In the austenitic-martensitic steel according to the invention, the indicated property potential is however achieved in the process of mechanical loading as a result of transformation-induced martensite formation and without after treatment. In this way, the steels according to the present invention differ in principle from the ultra high strength steels as they are disclosed in [8, 9, 10]. The steel according to the invention can possibly have a chemical composition as observed in aluminum-containing CrNi steels [8, 10] as well as in those that contain Ti, Si, Nb, and V .
Manganese is alloyed in the steels according to the invention as an austenite former and as a substitution element for nickel.
Titanium and niobium improve moreover the formation of austenitic fine grain and cause a fine martensite structure.
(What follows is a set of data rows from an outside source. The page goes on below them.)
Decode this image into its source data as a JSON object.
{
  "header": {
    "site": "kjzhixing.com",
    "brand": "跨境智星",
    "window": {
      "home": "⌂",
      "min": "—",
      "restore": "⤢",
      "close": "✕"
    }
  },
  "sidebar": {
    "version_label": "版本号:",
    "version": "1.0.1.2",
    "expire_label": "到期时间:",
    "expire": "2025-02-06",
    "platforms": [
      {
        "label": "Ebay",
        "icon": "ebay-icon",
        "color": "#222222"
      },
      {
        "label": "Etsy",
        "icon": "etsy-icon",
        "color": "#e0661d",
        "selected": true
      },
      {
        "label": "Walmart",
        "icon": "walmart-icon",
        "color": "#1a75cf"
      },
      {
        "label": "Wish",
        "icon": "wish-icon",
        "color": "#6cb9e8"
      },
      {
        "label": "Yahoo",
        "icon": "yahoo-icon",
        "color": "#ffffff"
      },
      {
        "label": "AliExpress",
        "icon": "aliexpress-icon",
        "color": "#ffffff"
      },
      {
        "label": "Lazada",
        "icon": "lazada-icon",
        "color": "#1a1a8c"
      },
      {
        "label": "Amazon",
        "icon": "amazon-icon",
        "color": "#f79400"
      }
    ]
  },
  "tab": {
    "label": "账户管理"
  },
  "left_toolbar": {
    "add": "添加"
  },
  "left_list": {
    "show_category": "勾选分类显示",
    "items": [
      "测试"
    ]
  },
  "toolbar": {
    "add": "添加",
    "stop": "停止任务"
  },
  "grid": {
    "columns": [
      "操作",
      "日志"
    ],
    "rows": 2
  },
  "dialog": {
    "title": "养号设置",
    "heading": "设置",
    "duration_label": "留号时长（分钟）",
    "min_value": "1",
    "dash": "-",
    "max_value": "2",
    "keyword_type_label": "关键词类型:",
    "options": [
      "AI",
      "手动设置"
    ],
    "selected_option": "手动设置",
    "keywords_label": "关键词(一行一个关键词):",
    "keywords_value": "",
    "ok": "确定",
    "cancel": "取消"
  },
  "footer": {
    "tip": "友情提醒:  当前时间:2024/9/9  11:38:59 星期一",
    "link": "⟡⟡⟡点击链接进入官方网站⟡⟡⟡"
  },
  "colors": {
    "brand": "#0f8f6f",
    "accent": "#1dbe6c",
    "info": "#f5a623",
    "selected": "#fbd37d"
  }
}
Accordingly, these elements have a positive effect on the mechanical properties. Moreover, niobium and titanium effect binding of carbon and cause thus an improvement of the corrosion properties.
When the austenite of the austenitic-martensitic steels transforms, induced by mechanical loading, into ε and/or α' martensite inside, a TRIP effect is observed. As a result thereof, the plastic deformation capability and the tensile strength are increased. By twinning, these property changes can be enhanced even more. A high hardening potential is then observed. In contrast to the metastable austenitic steels with TRIP effect, austenitic-martensitic steels with TRIP effect have a higher 0.2% technical elastic limit and higher tensile strengths.
The steels according to the invention differ from the known austenitic TRIP/TWIP steels in that the TRIP effect is induced not in an austenitic initial micro-structure but in an austenitic-martensitic micro-structure. The tensile strengths of more than 800 MPa are thus mainly the result of the already existing annealed martensite and of the transformation martensite. Elongation at break of more than 25% is caused primarily by the TRIP effect and thus the formation of transformation martensite. Precipitation hardening or aging is not required in order to obtain the indicated mechanical properties.
In order to minimize the known negative effects of aluminum, metallurgical measures with regard to oxygen uptake of the melt and thus of the dissolved oxygen content as well as with regard to precipitation of such inclusions are required. The dissolved oxygen content in the melt should therefore not surpass a value of 0.003% in the steel according to the invention.
Aluminum is special with regard to its alloying effect. As a ferrite-stabilizing element it has an effect on the chromium equivalent as expressed in the relationship 1 of claim 1. The effective factor of aluminum on the nickel equivalent in the relationship 2 indicated in claim 1 has been set to -0.2.
Patent applications by Andreas Weiss, Freiberg DE
Patent applications by Heiner Gutte, Freiberg DE